**AIM OF THE EXERCISE:**
An exact reprint of the listing is required, with no pictures included.

**GIVEN ENTRIES:**

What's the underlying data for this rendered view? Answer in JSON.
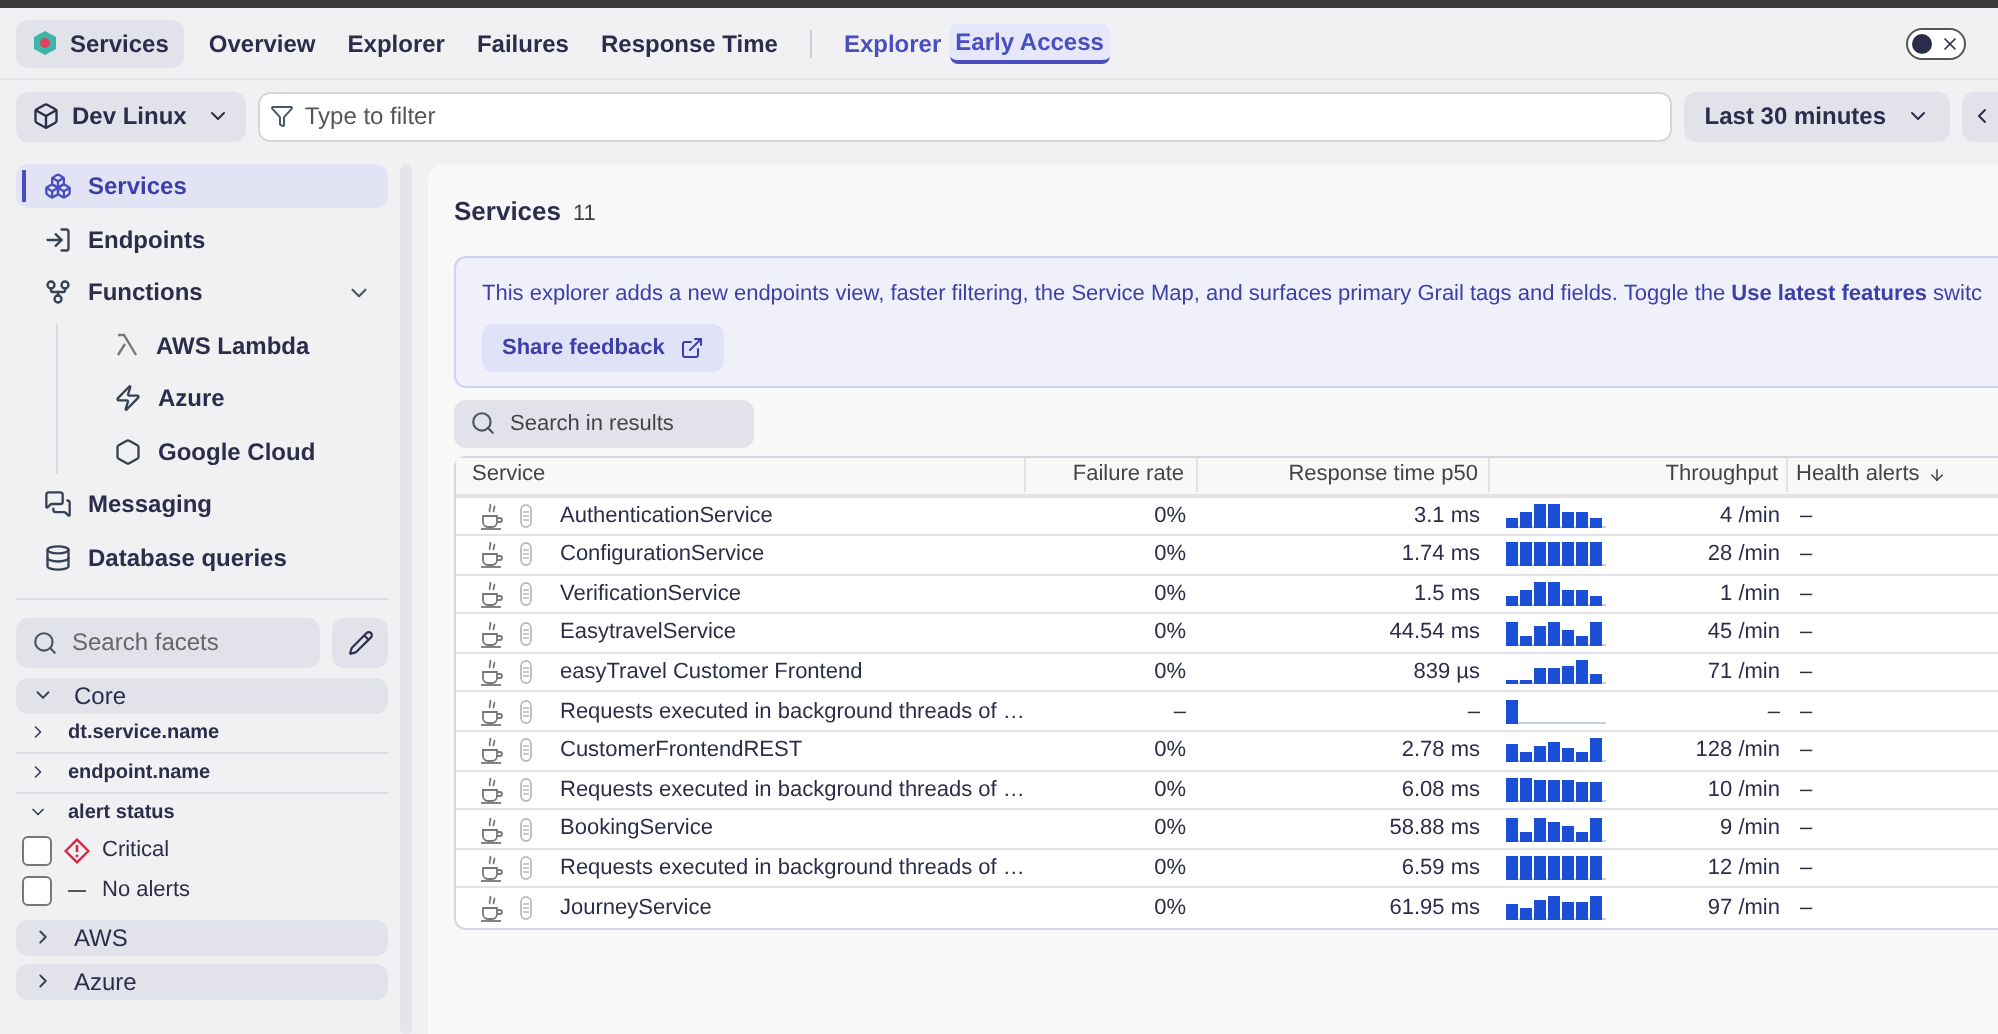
{
  "app_button": {
    "label": "Services"
  },
  "tabs": [
    {
      "label": "Overview",
      "selected": false
    },
    {
      "label": "Explorer",
      "selected": false
    },
    {
      "label": "Failures",
      "selected": false
    },
    {
      "label": "Response Time",
      "selected": false
    },
    {
      "label": "Explorer",
      "badge": "Early Access",
      "selected": true
    }
  ],
  "toggle": {
    "on": false
  },
  "filter_bar": {
    "environment": "Dev Linux",
    "placeholder": "Type to filter",
    "timeframe": "Last 30 minutes"
  },
  "sidebar": {
    "items": [
      {
        "label": "Services",
        "kind": "services",
        "selected": true
      },
      {
        "label": "Endpoints",
        "kind": "endpoints",
        "selected": false
      },
      {
        "label": "Functions",
        "kind": "functions",
        "selected": false,
        "expanded": true,
        "children": [
          {
            "label": "AWS Lambda",
            "kind": "lambda",
            "selected": false
          },
          {
            "label": "Azure",
            "kind": "azure",
            "selected": false
          },
          {
            "label": "Google Cloud",
            "kind": "gcloud",
            "selected": false
          }
        ]
      },
      {
        "label": "Messaging",
        "kind": "messaging",
        "selected": false
      },
      {
        "label": "Database queries",
        "kind": "database",
        "selected": false
      }
    ],
    "facet_search": {
      "placeholder": "Search facets"
    },
    "facet_groups": [
      {
        "label": "Core",
        "expanded": true,
        "facets": [
          {
            "label": "dt.service.name",
            "expanded": false
          },
          {
            "label": "endpoint.name",
            "expanded": false
          },
          {
            "label": "alert status",
            "expanded": true,
            "options": [
              {
                "label": "Critical",
                "kind": "critical",
                "checked": false
              },
              {
                "label": "No alerts",
                "kind": "none",
                "checked": false
              }
            ]
          }
        ]
      },
      {
        "label": "AWS",
        "expanded": false
      },
      {
        "label": "Azure",
        "expanded": false
      }
    ]
  },
  "main": {
    "title": "Services",
    "count": "11",
    "notice": {
      "text": "This explorer adds a new endpoints view, faster filtering, the Service Map, and surfaces primary Grail tags and fields. Toggle the **Use latest features** switc",
      "button": "Share feedback"
    },
    "search": {
      "placeholder": "Search in results"
    },
    "table": {
      "columns": [
        "Service",
        "Failure rate",
        "Response time p50",
        "Throughput",
        "Health alerts"
      ],
      "rows": [
        {
          "service": "AuthenticationService",
          "failure_rate": "0%",
          "response_time": "3.1 ms",
          "throughput": "4 /min",
          "health_alerts": "–"
        },
        {
          "service": "ConfigurationService",
          "failure_rate": "0%",
          "response_time": "1.74 ms",
          "throughput": "28 /min",
          "health_alerts": "–"
        },
        {
          "service": "VerificationService",
          "failure_rate": "0%",
          "response_time": "1.5 ms",
          "throughput": "1 /min",
          "health_alerts": "–"
        },
        {
          "service": "EasytravelService",
          "failure_rate": "0%",
          "response_time": "44.54 ms",
          "throughput": "45 /min",
          "health_alerts": "–"
        },
        {
          "service": "easyTravel Customer Frontend",
          "failure_rate": "0%",
          "response_time": "839 µs",
          "throughput": "71 /min",
          "health_alerts": "–"
        },
        {
          "service": "Requests executed in background threads of …",
          "failure_rate": "–",
          "response_time": "–",
          "throughput": "–",
          "health_alerts": "–"
        },
        {
          "service": "CustomerFrontendREST",
          "failure_rate": "0%",
          "response_time": "2.78 ms",
          "throughput": "128 /min",
          "health_alerts": "–"
        },
        {
          "service": "Requests executed in background threads of …",
          "failure_rate": "0%",
          "response_time": "6.08 ms",
          "throughput": "10 /min",
          "health_alerts": "–"
        },
        {
          "service": "BookingService",
          "failure_rate": "0%",
          "response_time": "58.88 ms",
          "throughput": "9 /min",
          "health_alerts": "–"
        },
        {
          "service": "Requests executed in background threads of …",
          "failure_rate": "0%",
          "response_time": "6.59 ms",
          "throughput": "12 /min",
          "health_alerts": "–"
        },
        {
          "service": "JourneyService",
          "failure_rate": "0%",
          "response_time": "61.95 ms",
          "throughput": "97 /min",
          "health_alerts": "–"
        }
      ]
    }
  }
}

**WRITTEN RESPONSE:**
What's the underlying data for this rendered view? Answer in JSON.
{
  "app_button": {
    "label": "Services"
  },
  "tabs": [
    {
      "label": "Overview",
      "selected": false
    },
    {
      "label": "Explorer",
      "selected": false
    },
    {
      "label": "Failures",
      "selected": false
    },
    {
      "label": "Response Time",
      "selected": false
    },
    {
      "label": "Explorer",
      "badge": "Early Access",
      "selected": true
    }
  ],
  "toggle": {
    "on": false
  },
  "filter_bar": {
    "environment": "Dev Linux",
    "placeholder": "Type to filter",
    "timeframe": "Last 30 minutes"
  },
  "sidebar": {
    "items": [
      {
        "label": "Services",
        "kind": "services",
        "selected": true
      },
      {
        "label": "Endpoints",
        "kind": "endpoints",
        "selected": false
      },
      {
        "label": "Functions",
        "kind": "functions",
        "selected": false,
        "expanded": true,
        "children": [
          {
            "label": "AWS Lambda",
            "kind": "lambda",
            "selected": false
          },
          {
            "label": "Azure",
            "kind": "azure",
            "selected": false
          },
          {
            "label": "Google Cloud",
            "kind": "gcloud",
            "selected": false
          }
        ]
      },
      {
        "label": "Messaging",
        "kind": "messaging",
        "selected": false
      },
      {
        "label": "Database queries",
        "kind": "database",
        "selected": false
      }
    ],
    "facet_search": {
      "placeholder": "Search facets"
    },
    "facet_groups": [
      {
        "label": "Core",
        "expanded": true,
        "facets": [
          {
            "label": "dt.service.name",
            "expanded": false
          },
          {
            "label": "endpoint.name",
            "expanded": false
          },
          {
            "label": "alert status",
            "expanded": true,
            "options": [
              {
                "label": "Critical",
                "kind": "critical",
                "checked": false
              },
              {
                "label": "No alerts",
                "kind": "none",
                "checked": false
              }
            ]
          }
        ]
      },
      {
        "label": "AWS",
        "expanded": false
      },
      {
        "label": "Azure",
        "expanded": false
      }
    ]
  },
  "main": {
    "title": "Services",
    "count": "11",
    "notice": {
      "text": "This explorer adds a new endpoints view, faster filtering, the Service Map, and surfaces primary Grail tags and fields. Toggle the **Use latest features** switc",
      "button": "Share feedback"
    },
    "search": {
      "placeholder": "Search in results"
    },
    "table": {
      "columns": [
        "Service",
        "Failure rate",
        "Response time p50",
        "Throughput",
        "Health alerts"
      ],
      "rows": [
        {
          "service": "AuthenticationService",
          "failure_rate": "0%",
          "response_time": "3.1 ms",
          "throughput": "4 /min",
          "health_alerts": "–"
        },
        {
          "service": "ConfigurationService",
          "failure_rate": "0%",
          "response_time": "1.74 ms",
          "throughput": "28 /min",
          "health_alerts": "–"
        },
        {
          "service": "VerificationService",
          "failure_rate": "0%",
          "response_time": "1.5 ms",
          "throughput": "1 /min",
          "health_alerts": "–"
        },
        {
          "service": "EasytravelService",
          "failure_rate": "0%",
          "response_time": "44.54 ms",
          "throughput": "45 /min",
          "health_alerts": "–"
        },
        {
          "service": "easyTravel Customer Frontend",
          "failure_rate": "0%",
          "response_time": "839 µs",
          "throughput": "71 /min",
          "health_alerts": "–"
        },
        {
          "service": "Requests executed in background threads of …",
          "failure_rate": "–",
          "response_time": "–",
          "throughput": "–",
          "health_alerts": "–"
        },
        {
          "service": "CustomerFrontendREST",
          "failure_rate": "0%",
          "response_time": "2.78 ms",
          "throughput": "128 /min",
          "health_alerts": "–"
        },
        {
          "service": "Requests executed in background threads of …",
          "failure_rate": "0%",
          "response_time": "6.08 ms",
          "throughput": "10 /min",
          "health_alerts": "–"
        },
        {
          "service": "BookingService",
          "failure_rate": "0%",
          "response_time": "58.88 ms",
          "throughput": "9 /min",
          "health_alerts": "–"
        },
        {
          "service": "Requests executed in background threads of …",
          "failure_rate": "0%",
          "response_time": "6.59 ms",
          "throughput": "12 /min",
          "health_alerts": "–"
        },
        {
          "service": "JourneyService",
          "failure_rate": "0%",
          "response_time": "61.95 ms",
          "throughput": "97 /min",
          "health_alerts": "–"
        }
      ]
    }
  }
}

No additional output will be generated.